AA: I'm Avi Arditti with Rosanne Skirble, and this week on Wordmaster: an interview with one of our listeners in Iran.
RS: Atefeh is a university student. She's studying English literature, so she reads a lot of classic books. But, like any young person, she's also tuned in to the latest slang.
AA: How do we know? Well, when we began our conversation and asked her "what's up?" instead of saying "not much, just relaxing," this was her reply:
ATEFEH: "Just chillin'."
RS: "Just chilling -- is that what you just said?" [llaughter]
ATEFEH: "I learned this from your program."
RS: "Well, what do you like about studying English? What is it, is it a ... "
ATEFEH: "Oh, no, actually I love the language. I love studying anything in English, actually any program on TV that is in English I watch it and I love it."
RS: "And it's something that you are obviously very good at."
ATEFEH: "Thank you. It's interesting to know that there is a big paper on my wall, and I write every new word that I learn every day. And I try to memorize them and memorize their usage, and then I highlight the words that I learn."
AA: "What are a few new words you've added to that wall."
ATEFEH: "Well, for example, 'bleak mood,' B-L-E-A-K M-O-O-D."
RS: "Ah, bleak mood."
AA: "What do you think that means."
ATEFEH: "It means a cold and cheerless behavior, actually, a kind of [inaudible.]"
RS: "That's right."
AA: "That's a ... "
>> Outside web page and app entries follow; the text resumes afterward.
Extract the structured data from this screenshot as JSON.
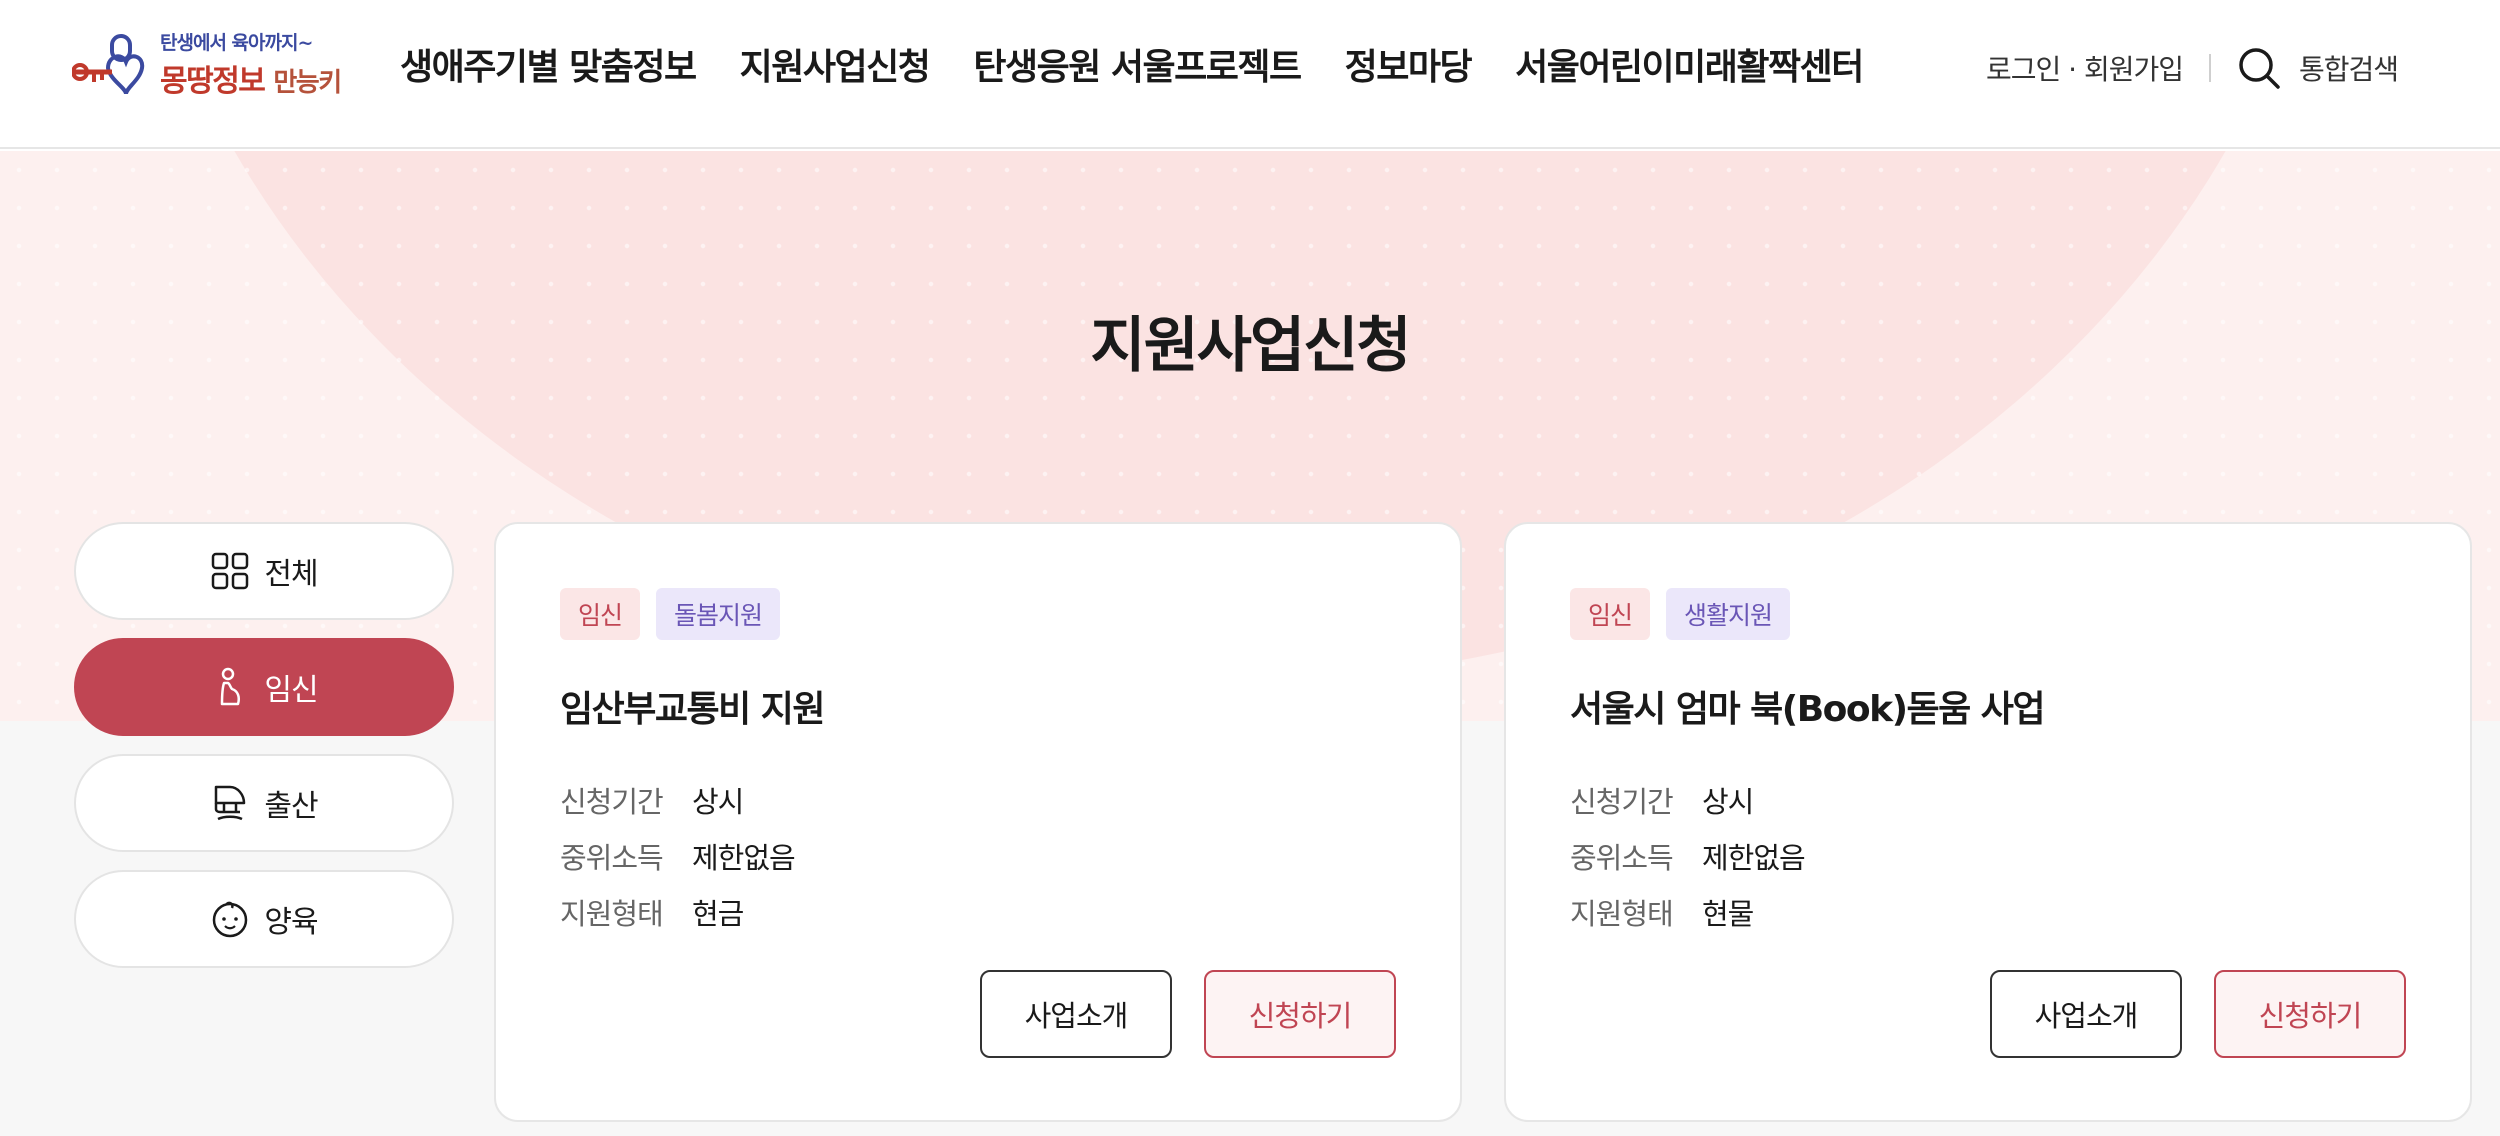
{
  "header": {
    "logo": {
      "small": "탄생에서 육아까지~",
      "main": "몽땅정보",
      "sub": "만능키"
    },
    "nav": [
      "생애주기별 맞춤정보",
      "지원사업신청",
      "탄생응원 서울프로젝트",
      "정보마당",
      "서울어린이미래활짝센터"
    ],
    "login": "로그인 · 회원가입",
    "search": "통합검색"
  },
  "hero": {
    "title": "지원사업신청"
  },
  "sidebar": {
    "items": [
      {
        "label": "전체",
        "icon": "grid-icon",
        "active": false
      },
      {
        "label": "임신",
        "icon": "pregnant-icon",
        "active": true
      },
      {
        "label": "출산",
        "icon": "stroller-icon",
        "active": false
      },
      {
        "label": "양육",
        "icon": "baby-face-icon",
        "active": false
      }
    ]
  },
  "cards": [
    {
      "tags": [
        "임신",
        "돌봄지원"
      ],
      "title": "임산부교통비 지원",
      "rows": [
        {
          "key": "신청기간",
          "value": "상시"
        },
        {
          "key": "중위소득",
          "value": "제한없음"
        },
        {
          "key": "지원형태",
          "value": "현금"
        }
      ],
      "intro_label": "사업소개",
      "apply_label": "신청하기"
    },
    {
      "tags": [
        "임신",
        "생활지원"
      ],
      "title": "서울시 엄마 북(Book)돋움 사업",
      "rows": [
        {
          "key": "신청기간",
          "value": "상시"
        },
        {
          "key": "중위소득",
          "value": "제한없음"
        },
        {
          "key": "지원형태",
          "value": "현물"
        }
      ],
      "intro_label": "사업소개",
      "apply_label": "신청하기"
    }
  ],
  "colors": {
    "accent": "#c04553",
    "hero_bg": "#fdf0ef",
    "tag_purple": "#6a56b6"
  }
}
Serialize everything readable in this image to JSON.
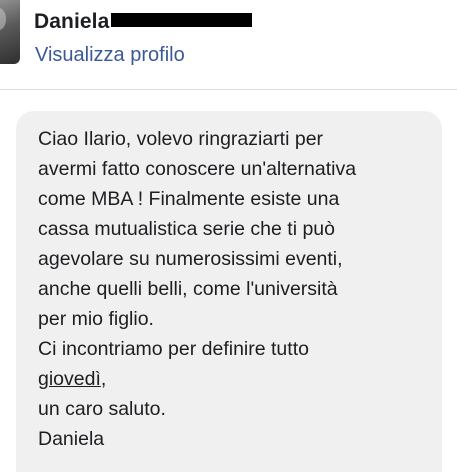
{
  "sender": {
    "first_name": "Daniela",
    "profile_link_label": "Visualizza profilo"
  },
  "message": {
    "lines": [
      "Ciao Ilario, volevo ringraziarti per",
      "avermi fatto conoscere un'alternativa",
      "come MBA ! Finalmente esiste una",
      "cassa mutualistica serie che ti può",
      "agevolare su numerosissimi eventi,",
      "anche quelli belli, come l'università",
      "per mio figlio.",
      "Ci incontriamo per definire tutto"
    ],
    "date_link": "giovedì",
    "date_suffix": ",",
    "closing_lines": [
      "un caro saluto.",
      "Daniela"
    ]
  },
  "colors": {
    "link": "#3b5998",
    "bubble": "#f1f0f0",
    "text": "#1c1e21",
    "redaction": "#000000"
  },
  "icons": {
    "avatar": "profile-photo"
  }
}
RS: "That's a great expression. I mean, that's a very descriptive way of describing how somebody feels. If it's bleak, it's definitely not, it's definitely ... "
AA: "Where did you hear bleak mood?"
RS: "Or read."
ATEFEH: "I read it in a book. The book was called 'Chicken Soup for the Soul.'"
RS: "'Chicken Soup for the Soul' ... "
AA: "That's a very popular series of books."
AA: "So what's another word that's on your wall?"
ATEFEH: "A beautiful word that was very funny to me was 'bunny.'"
RS: "Bunny ... "
RS: "OK, like a rabbit."
AA: "A rabbit."
ATEFEH: "Yes, a rabbit for a child. Actually a child uses this word, I think."
RS: "You know, another thing that you might be interested in is that sometimes, incorrectly, we say 'well, that's a bunny rabbit.' We use both of those words together -- that's incorrect in English because ... "
AA: "It's redundant."
RS: "... it's redundant. A bunny is a rabbit."
AA: "Now is there another word or two from your wall that you ... "
ATEFEH: "Yes, there's another expression: 'not to be on speaking terms.'"
RS: "'Not to be on speaking terms.' Now what do you think that means?"
ATEFEH: "Well, it means that we're not talking to each other anymore, we're not friends anymore."
RS: "Right, and somebody might say, 'well, why didn't you say hello to him?' and you would say?"
ATEFEH: "We're not on speaking terms."
AA: "That's right."
RS: "'We're not on speaking terms.' Exactly. Now, your English is quite good and you were telling us a little bit about how you are actually getting to a higher level. You have your wall where you write your expressions, and you also read a lot."
ATEFEH: "Yes, you know, actually I'm studying English literature, and they have emphasis on the literature actually, the literary works, Shakespeare's works or other things. But the phonology is very difficult for me. But I think I have to improve my GE, I mean General English. That is quite -- it's not that difficult, because I love it."
AA: "Oh, well that's good to hear."
RS: "It's been delightful talking to you."
RS: "Keep going with that wall. It sounds like you could definitely paper your house with new English expressions."
ATEFEH: "My Mom is always complaining about the wall. She says that 'you're just making the wall dirty, the room ugly,' such things."
AA: "Wait, you don't write on the wall itself, do you? You're writing on a piece of paper, or ... "
ATEFEH: "It's a paper."
RS: "Well, tell your mother that Avi and I say that you should keep those papers up there because you'll learn English more fluently."
ATEFEH: "OK, my Mom is hearing you!" [laughter]
AA: An English literature student named Atefeh, on the phone with us from Iran. She says that once she graduates, she wants to go on for a master's degree and then a Ph.D.
RS: We wish her luck. And we'd like to invite other listeners to tell us their strategies for learning English. We will share the responses in a future Wordmaster program. Our e-mail address is email@example.com.
AA: And, if you'd like help learning English, you can download over three hundred of our segments at voanews.com/wordmaster. With Rosanne Skirble, I'm Avi Arditti.